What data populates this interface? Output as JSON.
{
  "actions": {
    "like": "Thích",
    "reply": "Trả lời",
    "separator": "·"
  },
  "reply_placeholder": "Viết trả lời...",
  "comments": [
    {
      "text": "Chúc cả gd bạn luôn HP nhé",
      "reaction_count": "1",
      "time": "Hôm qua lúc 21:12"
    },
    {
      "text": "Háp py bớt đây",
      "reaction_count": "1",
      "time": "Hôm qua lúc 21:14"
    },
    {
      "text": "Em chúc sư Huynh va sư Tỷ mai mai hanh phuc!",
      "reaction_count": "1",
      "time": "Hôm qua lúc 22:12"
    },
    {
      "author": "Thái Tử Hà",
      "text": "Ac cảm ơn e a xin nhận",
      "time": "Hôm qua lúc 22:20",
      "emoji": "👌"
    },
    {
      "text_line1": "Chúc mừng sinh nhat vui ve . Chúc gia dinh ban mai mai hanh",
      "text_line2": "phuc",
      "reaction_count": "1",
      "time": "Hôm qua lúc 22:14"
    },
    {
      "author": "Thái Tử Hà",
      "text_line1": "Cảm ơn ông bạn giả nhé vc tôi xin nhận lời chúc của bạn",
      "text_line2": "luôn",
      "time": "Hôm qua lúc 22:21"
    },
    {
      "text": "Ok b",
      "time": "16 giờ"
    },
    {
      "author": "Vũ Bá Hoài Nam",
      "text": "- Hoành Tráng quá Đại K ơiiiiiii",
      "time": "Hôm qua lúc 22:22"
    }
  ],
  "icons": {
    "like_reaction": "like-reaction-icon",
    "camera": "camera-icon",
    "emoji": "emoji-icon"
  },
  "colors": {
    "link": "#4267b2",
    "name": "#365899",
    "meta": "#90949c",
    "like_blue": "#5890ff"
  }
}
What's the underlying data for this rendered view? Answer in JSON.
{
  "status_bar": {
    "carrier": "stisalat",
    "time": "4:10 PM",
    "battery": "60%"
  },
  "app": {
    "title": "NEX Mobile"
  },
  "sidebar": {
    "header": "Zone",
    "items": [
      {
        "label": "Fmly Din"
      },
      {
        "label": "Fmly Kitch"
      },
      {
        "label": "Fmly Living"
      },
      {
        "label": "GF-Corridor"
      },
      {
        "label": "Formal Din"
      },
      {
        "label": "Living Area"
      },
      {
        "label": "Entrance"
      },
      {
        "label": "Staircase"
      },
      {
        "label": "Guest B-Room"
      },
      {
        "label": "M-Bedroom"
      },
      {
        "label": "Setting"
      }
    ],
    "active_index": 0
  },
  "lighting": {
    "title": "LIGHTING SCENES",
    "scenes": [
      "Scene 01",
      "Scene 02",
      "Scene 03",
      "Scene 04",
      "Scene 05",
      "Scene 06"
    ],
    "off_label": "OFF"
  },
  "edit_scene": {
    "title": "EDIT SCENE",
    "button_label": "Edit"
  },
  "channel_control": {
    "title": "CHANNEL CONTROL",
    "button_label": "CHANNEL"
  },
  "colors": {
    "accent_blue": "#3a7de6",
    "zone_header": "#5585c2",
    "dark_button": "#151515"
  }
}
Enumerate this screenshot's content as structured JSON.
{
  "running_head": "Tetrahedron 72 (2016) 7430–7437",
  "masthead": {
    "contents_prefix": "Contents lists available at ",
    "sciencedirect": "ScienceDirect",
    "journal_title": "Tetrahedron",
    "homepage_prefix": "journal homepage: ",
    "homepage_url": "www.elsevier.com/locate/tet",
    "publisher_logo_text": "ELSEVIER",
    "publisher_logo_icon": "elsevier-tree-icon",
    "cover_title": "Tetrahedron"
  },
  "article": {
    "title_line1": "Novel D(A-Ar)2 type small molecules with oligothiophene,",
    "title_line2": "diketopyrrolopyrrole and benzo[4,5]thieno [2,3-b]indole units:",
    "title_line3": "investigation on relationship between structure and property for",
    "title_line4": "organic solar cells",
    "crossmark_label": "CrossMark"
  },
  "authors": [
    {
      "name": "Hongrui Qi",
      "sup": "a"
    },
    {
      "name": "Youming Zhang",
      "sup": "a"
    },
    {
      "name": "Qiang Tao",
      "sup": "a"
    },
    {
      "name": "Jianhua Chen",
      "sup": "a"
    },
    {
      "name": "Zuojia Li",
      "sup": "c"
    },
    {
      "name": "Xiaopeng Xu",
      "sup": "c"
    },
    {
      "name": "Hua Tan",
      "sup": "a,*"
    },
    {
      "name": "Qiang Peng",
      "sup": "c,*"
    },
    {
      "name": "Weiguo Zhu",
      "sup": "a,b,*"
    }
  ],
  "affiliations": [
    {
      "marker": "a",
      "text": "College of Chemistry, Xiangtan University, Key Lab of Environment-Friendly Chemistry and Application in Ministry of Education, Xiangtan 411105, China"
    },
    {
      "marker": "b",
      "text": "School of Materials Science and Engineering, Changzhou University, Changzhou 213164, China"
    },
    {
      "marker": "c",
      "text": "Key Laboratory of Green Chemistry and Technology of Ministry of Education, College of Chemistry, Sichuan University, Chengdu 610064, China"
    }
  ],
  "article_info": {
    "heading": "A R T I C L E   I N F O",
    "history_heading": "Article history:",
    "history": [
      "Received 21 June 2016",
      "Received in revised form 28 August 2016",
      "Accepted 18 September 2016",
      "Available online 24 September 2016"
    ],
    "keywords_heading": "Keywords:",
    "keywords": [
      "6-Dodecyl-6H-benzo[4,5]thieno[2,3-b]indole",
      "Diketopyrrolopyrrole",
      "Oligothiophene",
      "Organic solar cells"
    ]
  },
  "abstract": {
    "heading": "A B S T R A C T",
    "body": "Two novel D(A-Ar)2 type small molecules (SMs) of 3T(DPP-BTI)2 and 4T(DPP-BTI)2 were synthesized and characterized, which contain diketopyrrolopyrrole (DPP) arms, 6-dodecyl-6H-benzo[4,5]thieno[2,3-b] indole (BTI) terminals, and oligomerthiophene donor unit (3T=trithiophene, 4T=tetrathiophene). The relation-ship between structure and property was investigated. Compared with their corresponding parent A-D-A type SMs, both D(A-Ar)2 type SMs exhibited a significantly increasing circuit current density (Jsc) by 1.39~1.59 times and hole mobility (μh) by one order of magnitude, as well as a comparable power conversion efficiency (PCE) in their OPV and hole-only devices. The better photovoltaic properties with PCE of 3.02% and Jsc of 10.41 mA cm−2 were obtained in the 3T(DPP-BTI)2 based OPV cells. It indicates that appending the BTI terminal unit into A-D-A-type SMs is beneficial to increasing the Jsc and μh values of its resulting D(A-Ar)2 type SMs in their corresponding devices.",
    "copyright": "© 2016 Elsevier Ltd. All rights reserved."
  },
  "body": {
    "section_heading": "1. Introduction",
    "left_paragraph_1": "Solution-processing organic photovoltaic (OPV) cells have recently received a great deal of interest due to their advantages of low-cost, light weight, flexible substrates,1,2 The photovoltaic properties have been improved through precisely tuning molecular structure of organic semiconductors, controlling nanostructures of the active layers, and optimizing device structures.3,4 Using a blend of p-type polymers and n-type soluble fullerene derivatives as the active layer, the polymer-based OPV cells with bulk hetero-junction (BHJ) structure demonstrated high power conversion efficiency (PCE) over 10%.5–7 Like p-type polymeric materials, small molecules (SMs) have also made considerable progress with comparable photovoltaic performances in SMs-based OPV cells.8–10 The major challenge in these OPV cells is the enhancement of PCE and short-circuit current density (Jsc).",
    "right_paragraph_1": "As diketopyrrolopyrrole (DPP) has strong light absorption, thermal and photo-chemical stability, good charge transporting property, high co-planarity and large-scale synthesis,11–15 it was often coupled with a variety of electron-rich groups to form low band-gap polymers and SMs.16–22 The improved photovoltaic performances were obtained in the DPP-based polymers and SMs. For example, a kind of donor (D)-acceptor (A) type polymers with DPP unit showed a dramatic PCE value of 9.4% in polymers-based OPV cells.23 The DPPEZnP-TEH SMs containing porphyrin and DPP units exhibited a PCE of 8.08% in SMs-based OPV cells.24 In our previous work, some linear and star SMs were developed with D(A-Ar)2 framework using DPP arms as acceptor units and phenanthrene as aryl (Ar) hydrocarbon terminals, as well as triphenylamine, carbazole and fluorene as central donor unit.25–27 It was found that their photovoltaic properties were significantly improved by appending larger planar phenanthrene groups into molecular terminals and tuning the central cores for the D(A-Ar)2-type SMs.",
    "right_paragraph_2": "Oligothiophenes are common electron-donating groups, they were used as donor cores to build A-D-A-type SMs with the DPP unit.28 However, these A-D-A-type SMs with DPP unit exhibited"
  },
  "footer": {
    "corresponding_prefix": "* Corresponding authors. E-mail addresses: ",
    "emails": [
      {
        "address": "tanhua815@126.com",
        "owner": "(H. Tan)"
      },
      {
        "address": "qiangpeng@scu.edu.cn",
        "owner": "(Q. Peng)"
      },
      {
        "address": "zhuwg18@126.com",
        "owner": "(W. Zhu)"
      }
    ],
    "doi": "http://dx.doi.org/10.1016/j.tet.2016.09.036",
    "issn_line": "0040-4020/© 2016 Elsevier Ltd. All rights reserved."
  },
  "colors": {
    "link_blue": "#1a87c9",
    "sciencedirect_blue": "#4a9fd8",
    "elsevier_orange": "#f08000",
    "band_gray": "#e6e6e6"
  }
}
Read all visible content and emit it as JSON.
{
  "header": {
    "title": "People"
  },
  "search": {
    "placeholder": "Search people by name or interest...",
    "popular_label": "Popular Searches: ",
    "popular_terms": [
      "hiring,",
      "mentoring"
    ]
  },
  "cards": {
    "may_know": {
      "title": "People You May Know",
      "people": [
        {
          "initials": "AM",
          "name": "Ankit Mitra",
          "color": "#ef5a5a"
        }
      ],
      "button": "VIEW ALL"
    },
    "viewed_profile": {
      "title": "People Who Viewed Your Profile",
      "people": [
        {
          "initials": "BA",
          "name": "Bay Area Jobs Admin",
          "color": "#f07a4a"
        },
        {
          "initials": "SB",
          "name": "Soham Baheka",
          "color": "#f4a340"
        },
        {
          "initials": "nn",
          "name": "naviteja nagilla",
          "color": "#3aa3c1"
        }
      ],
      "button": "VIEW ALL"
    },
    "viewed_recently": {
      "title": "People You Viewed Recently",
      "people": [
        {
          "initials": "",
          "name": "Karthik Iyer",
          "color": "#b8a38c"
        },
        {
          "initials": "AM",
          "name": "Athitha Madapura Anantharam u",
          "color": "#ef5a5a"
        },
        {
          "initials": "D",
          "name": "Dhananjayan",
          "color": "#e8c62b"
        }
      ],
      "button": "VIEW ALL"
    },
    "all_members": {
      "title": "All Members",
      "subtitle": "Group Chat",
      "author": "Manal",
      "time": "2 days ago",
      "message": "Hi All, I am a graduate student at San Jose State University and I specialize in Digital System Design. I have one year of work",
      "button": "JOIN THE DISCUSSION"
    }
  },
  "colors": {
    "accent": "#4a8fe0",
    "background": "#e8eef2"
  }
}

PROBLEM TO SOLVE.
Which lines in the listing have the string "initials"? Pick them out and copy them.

OUTPUT.
          "initials": "AM",
          "initials": "BA",
          "initials": "SB",
          "initials": "nn",
          "initials": "",
          "initials": "AM",
          "initials": "D",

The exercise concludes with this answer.